approaches and initiate research efforts that increase the impact of
machine learning on cognitive neuroscience.

Moreover, from the machine learning perspective, neuroimaging is a
rich source of challenging problems that can facilitate development of
novel approaches. For example, feature extraction and feature
selection approaches become particularly important in neuroimaging,
since the primary objective is to gain a scientific insight rather
than simply learn a “black-box” predictor. However, unlike some
other applications where the set features might be quite well-explored
and established by now, neuroimaging is a domain where a machine-
learning researcher cannot simply “ask a domain expert what features
should be used”, since this is essentially the question the domain
expert themselves are trying to figure out. While the current
neuroscientific knowledge can guide the definition of specialized
‘brain areas’, more complex patterns of brain activity, such as spatio-
temporal patterns, functional network patterns, and other multivariate
dependencies remain to be discovered mainly via statistical analysis.

The list of open questions of interest to the workshop includes, but
is not limited to the following:
* How can we interpret results of multivariate models in a
neuroscientific context?
* How suitable are MVPA and inference methods for brain mapping?
* How can we assess the specificity and sensitivity?
* What is the role of decoding vs. embedded or separate feature
* How can we use these approaches for a flexible and useful
representation of neuroimaging data?
* What can we accomplish with generative vs. discriminative modelling?

Workshop Format:

In this two-day workshop we will explore perspectives and novel
methodology at the interface of Machine Learning, Inference,
Neuroimaging and Neuroscience. We aim to bring researchers from
machine learning and neuroscience community together, in order to
discuss open questions, identify the core points for a number of the
controversial issues, and eventually propose approaches to solving
those issues.
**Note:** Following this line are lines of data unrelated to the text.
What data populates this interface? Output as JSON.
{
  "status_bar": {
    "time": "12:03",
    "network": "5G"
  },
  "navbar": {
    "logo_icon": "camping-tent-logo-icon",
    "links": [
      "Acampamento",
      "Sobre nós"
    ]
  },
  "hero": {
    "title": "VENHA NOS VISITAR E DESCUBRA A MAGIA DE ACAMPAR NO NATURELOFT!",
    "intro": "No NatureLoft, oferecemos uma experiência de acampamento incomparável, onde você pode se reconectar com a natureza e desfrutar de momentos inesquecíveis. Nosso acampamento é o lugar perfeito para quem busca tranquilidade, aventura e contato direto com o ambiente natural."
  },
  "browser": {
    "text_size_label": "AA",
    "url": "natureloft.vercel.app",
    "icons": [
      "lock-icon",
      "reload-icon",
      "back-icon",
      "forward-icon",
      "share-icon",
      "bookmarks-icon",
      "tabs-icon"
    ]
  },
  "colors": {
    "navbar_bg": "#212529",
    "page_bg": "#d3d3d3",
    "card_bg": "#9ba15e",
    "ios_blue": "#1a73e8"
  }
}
The workshop will be structured around 3 main topics:

– machine learning and pattern recognition methodology
– causal inference in neuroimaging
– linking machine learning, neuroimaging and neuroscience

Each session will be opened by 2-3 invited talks, and an in depth
discussion. This will be followed by original contributions. Original
contributions will also be presented and discussed during a poster
session. The workshop will end with a panel discussion, during which
we will address specific questions, and invited speakers will open
each segment with a brief presentation of their opinion.

This workshop proposal is part of the PASCAL2 Thematic Programme on
Cognitive Inference and Neuroimaging (

Paper Submission:

We seek for submission of original research papers. The length of the
submitted papers should not exceed 4 pages in Springer format (here
are the LaTeX2e style files). We aim at publishing accepted paper
after the workshop in a proceedings volume that contains full papers,
together with review papers by the invited speakers. Authors are
expected to prepare a full 8 page paper for the final camera ready
version after the workshop.

Important dates:

– September 30, 2011 – paper submission
– October 15th, 2011 – notification of acceptance/rejection
– December 16th – 17th – Workshop in Sierra Nevada, Spain, following
the NIPS conference

Invited Speakers:

Polina Golland (MIT, US)
James V. Haxby (Dartmouth College, US)
Tom Mitchell (CMU, US)
Daniel Rueckert (Imperial College, UK)
Peter Spirtes (CMU, US)
Gaël Varoquaux (Neurospin/INRIA, France)

Program Committee:

Guillermo Cecchi (IBM T.J. Watson Research Center)
Melissa Carroll (Google)
Moritz Grosse-Wentrup (Max Planck Institute for Intelligent Systems,
Tübingen, Germany)*
James V. Haxby (Dartmouth College, USA, University of Trento, Italy)
Georg Langs (Medical University of Vienna)*
Bjoern Menze (ETH Zuerich, CSAIL, MIT)
Janaina Mourao-Miranda (University College London, United Kingdom)
Vittorio Murino (University of Verona/Istituto Italiano di Tecnologia,
Francisco Pereira (Princeton University)
Irina Rish (IBM T.J. Watson Research Center)*
Mert Sabuncu (Harvard Medical School)
Bertrand Thirion (INRIA, NEUROSPIN)